- [Problem]: The reply should hold only the lines from the one with "Serialize everything readable" through the end of the data, each given exactly.

- [Extracted data]:

Segment Open

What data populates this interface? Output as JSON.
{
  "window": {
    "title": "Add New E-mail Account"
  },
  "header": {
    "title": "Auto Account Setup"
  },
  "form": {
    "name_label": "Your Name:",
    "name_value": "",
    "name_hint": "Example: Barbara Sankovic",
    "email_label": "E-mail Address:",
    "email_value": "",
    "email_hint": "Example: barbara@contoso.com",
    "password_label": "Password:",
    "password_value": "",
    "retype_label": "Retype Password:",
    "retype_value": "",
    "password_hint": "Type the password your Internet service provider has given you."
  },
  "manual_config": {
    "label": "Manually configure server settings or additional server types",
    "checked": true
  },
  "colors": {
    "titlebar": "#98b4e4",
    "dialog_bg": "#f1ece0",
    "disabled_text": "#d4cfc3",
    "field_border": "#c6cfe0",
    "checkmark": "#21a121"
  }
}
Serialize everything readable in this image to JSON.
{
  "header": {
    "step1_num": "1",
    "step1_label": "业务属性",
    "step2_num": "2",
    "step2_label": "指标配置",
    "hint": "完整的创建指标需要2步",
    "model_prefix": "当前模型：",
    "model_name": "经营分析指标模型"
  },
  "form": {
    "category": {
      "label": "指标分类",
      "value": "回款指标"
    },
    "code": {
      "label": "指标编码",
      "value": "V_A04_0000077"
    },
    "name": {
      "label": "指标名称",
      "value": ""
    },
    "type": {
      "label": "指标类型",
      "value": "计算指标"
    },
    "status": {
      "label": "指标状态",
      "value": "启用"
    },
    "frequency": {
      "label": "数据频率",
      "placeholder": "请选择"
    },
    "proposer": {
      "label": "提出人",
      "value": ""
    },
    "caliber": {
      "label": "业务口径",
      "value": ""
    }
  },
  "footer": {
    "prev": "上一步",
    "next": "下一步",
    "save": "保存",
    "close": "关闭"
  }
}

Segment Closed

- [Your response]:
Serialize everything readable in this image to JSON.
{
  "header": {
    "step1_num": "1",
    "step1_label": "业务属性",
    "step2_num": "2",
    "step2_label": "指标配置",
    "hint": "完整的创建指标需要2步",
    "model_prefix": "当前模型：",
    "model_name": "经营分析指标模型"
  },
  "form": {
    "category": {
      "label": "指标分类",
      "value": "回款指标"
    },
    "code": {
      "label": "指标编码",
      "value": "V_A04_0000077"
    },
    "name": {
      "label": "指标名称",
      "value": ""
    },
    "type": {
      "label": "指标类型",
      "value": "计算指标"
    },
    "status": {
      "label": "指标状态",
      "value": "启用"
    },
    "frequency": {
      "label": "数据频率",
      "placeholder": "请选择"
    },
    "proposer": {
      "label": "提出人",
      "value": ""
    },
    "caliber": {
      "label": "业务口径",
      "value": ""
    }
  },
  "footer": {
    "prev": "上一步",
    "next": "下一步",
    "save": "保存",
    "close": "关闭"
  }
}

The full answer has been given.